Undergraduate students at two universities, designated as Groups A and B, participated in this study. The Mean scores on a visual memory span test and a visual working memory test of Group A were significantly higher than those in Group B. Participants individually watched a CRT display showing two cars that were moving in the same direction on two parallel tracks for various durations and distances. They were asked to identify the car that had traveled for the longer duration and to explain the reasons for their decision. Then, they completed an instructional booklet that taught about planning to make judgments of duration for movement. Finally, they did the duration judgment tasks for the car's movements again. The following are the main results. (a) The number of undergraduates who answered correctly increased after their learning experience. (b)The rates of correct responses were significantly related to the memory test scores. Furthermore, the data suggested that larger memory capacity could compensate for poorer planning. (c)The two groups differed in strategies for the duration judgment tasks.
Images of “seion” (unvoiced sound), “dakuon” (voiced sound), and “handakuon” (semi-voiced sound) in Japanese onomatopoeia were investigated by using two methods: the Implicit Association Test (IAT) and the semantic differential (SD). Undergraduate students (n=25) completed the six kinds of IATs and SD questionnaires related to the images. The results indicated that “dakuon” was evaluated as being more dynamic and heavier, and “seion” and “handakuon” were evaluated as being more static and lighter by both the IAT and SD methods. However, “seion” was evaluated as being more static and lighter than “handakuon” by the IAT, whereas “handakuon” was evaluated as being more static and lighter than “seion” by the SD method. The differences in evaluation by the two methods are discussed.

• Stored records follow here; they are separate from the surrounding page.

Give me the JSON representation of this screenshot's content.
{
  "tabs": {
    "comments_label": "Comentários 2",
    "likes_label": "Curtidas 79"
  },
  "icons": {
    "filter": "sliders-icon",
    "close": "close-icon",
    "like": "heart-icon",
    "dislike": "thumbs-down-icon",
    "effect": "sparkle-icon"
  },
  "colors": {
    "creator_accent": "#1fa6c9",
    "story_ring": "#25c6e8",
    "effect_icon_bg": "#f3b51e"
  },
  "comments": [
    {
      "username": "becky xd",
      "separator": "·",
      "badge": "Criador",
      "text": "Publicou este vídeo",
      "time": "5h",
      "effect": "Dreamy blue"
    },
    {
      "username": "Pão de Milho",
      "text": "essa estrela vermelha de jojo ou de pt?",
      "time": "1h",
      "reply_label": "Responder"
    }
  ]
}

We investigated physiological and behavioral characteristics of socially stressed animals in a resident-intruder paradigm. ICR male mice (resident, n=14) were exposed individually to a novel male conspecific (intruder, n=14) in their homecage for 30 min. Along with behavioral analyses, the skin temperatures of both the resident and the intruder were measured simultaneously using a multipoint radiation thermometer. There were no significant differences between the resident and intruder in the amount of locomotion, flight and aggressive behaviors. The mean skin temperature of the residents during the interaction was higher than before the interaction. In addition, the skin temperatures of the intruders were consistently higher than the residents. The results suggest that social stress causes elevation in skin temperature as well as stress-induced hyperthermia in core temperature. Moreover, infrared radiation thermometers may provide an alternative means of measuring physiological parameters of two (or more) subjects simultaneously in the study of animal social behavior.